tantallon castle

tantallon castle1
Angus had been largely guided in his intrigues with England by his brother, Sir George Douglas of Pittendriech, Master of Angus (died 1552), a far more clever diplomat than himself. George's life and lands were also declared forfeit, as were those of his uncle, Archibald Douglas of Kilspindie (died 1535), known by the nickname of Greysteel, who had been a friend of James. These men fled into exile.

James avenged himself on such Douglases as he could. Angus's third sister Janet, Lady Glamis, was summoned to answer a charge of communicating with her brothers and when she failed to appear, her estates were forfeited. In 1537 she was tried for conspiring against the king's life. She was found guilty and burnt on the Castle Hill, Edinburgh on 17th July 1537. Her innocence has been generally assumed but Tytler (History of Scotland, iv. pp. 433, 434) considered her guilty.

Angus remained in England until 1542, joining in the attacks upon his countrymen on the border, while James refused all demands from Henry VIII for his restoration and kept firm to his policy of suppressing the Douglas faction.

On James V's death in 1542 Angus returned to Scotland, with instructions from Henry to negotiate a marriage between Mary Stuart and Edward VI. His forfeiture was rescinded, his estates restored and he was made a privy councillor and lieutenant-general.

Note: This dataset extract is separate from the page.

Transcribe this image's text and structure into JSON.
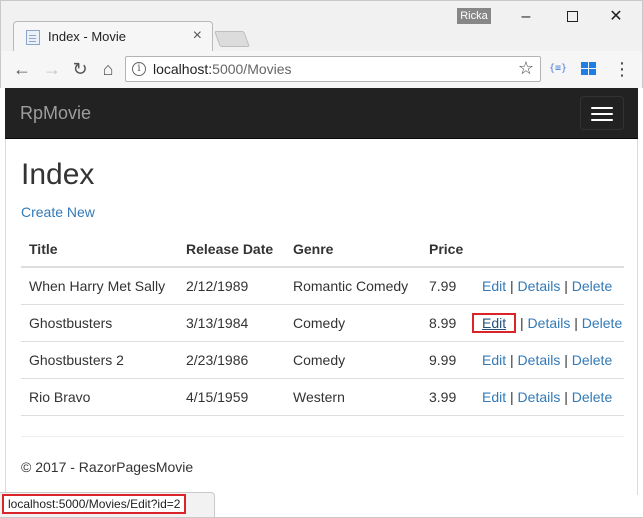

In 1543, he successfully negotiated a peace treaty and the marriage, and the same year he married Margaret, daughter of Robert, Lord Maxwell. Shortly afterwards a struggle between Angus and the regent Arran broke out and in April 1544 Angus was captured.

The same year Lord Hertford's marauding expedition, which did not spare the lands of Angus, made him join the anti-English party. He entered into a bond with Arran and others to maintain their allegiance to Mary and gave his support to the mission sent to France to offer the latter's hand. In July 1544 he was appointed lieutenant of the south of Scotland and distinguished himself on 27th February 1545 in the victory over the English at Ancrum Moor.

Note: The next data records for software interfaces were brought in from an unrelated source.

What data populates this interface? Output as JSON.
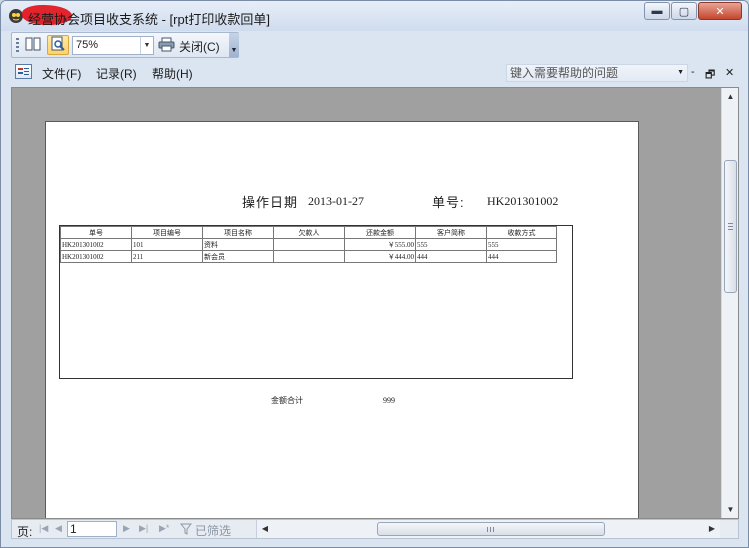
{
  "window": {
    "title": "   经营协会项目收支系统 - [rpt打印收款回单]",
    "min_label": "▬",
    "max_label": "▢",
    "close_label": "✕"
  },
  "toolbar": {
    "zoom_value": "75%",
    "close_label": "关闭(C)",
    "icons": [
      "single-page-icon",
      "zoom-icon",
      "printer-icon"
    ]
  },
  "menu": {
    "items": [
      "文件(F)",
      "记录(R)",
      "帮助(H)"
    ],
    "help_placeholder": "键入需要帮助的问题",
    "mdi_min": "-",
    "mdi_restore": "🗗",
    "mdi_close": "✕"
  },
  "report": {
    "op_date_label": "操作日期",
    "op_date_value": "2013-01-27",
    "no_label": "单号:",
    "no_value": "HK201301002",
    "columns": [
      "单号",
      "项目编号",
      "项目名称",
      "欠款人",
      "还款金额",
      "客户简称",
      "收款方式"
    ],
    "rows": [
      [
        "HK201301002",
        "101",
        "资料",
        "",
        "￥555.00",
        "555",
        "555"
      ],
      [
        "HK201301002",
        "211",
        "新会员",
        "",
        "￥444.00",
        "444",
        "444"
      ]
    ],
    "total_label": "金额合计",
    "total_value": "999"
  },
  "navigation": {
    "page_label": "页:",
    "page_value": "1",
    "filter_label": "已筛选"
  },
  "colors": {
    "window_bg": "#dbe5f1",
    "client_bg": "#a0a0a0",
    "active_button": "#ffd16a"
  }
}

He still corresponded with Henry VIII but nevertheless signed, in 1546, the act cancelling the marriage and peace treaty, and on 10th September commanded the van in the great defeat of Pinkie, when he again won fame. In 1548 the attempt by Lennox and Wharton to capture him and punish him for his duplicity failed, Angus escaping after his defeat to Edinburgh by sea, and Wharton being driven back to Carlisle.

Under the regency of Mary of Lorraine his restless and ambitious character, and the number of his retainers, gave cause for frequent alarms to the government. On 31st August 1547 he resigned his earldom, obtaining a regrant sibi et suis haeredibus masculis et suis assignatis quibuscumque.

His career was a long struggle for power and for the interests of his family, to which national considerations were completely subordinate. He died in January 1557. By Margaret Tudor he had Margaret, his only surviving legitimate child, who married the Earl of Lennox, and was mother of Lord Darnley. He was succeeded by his nephew David, son of Sir George Douglas of Pittendriech.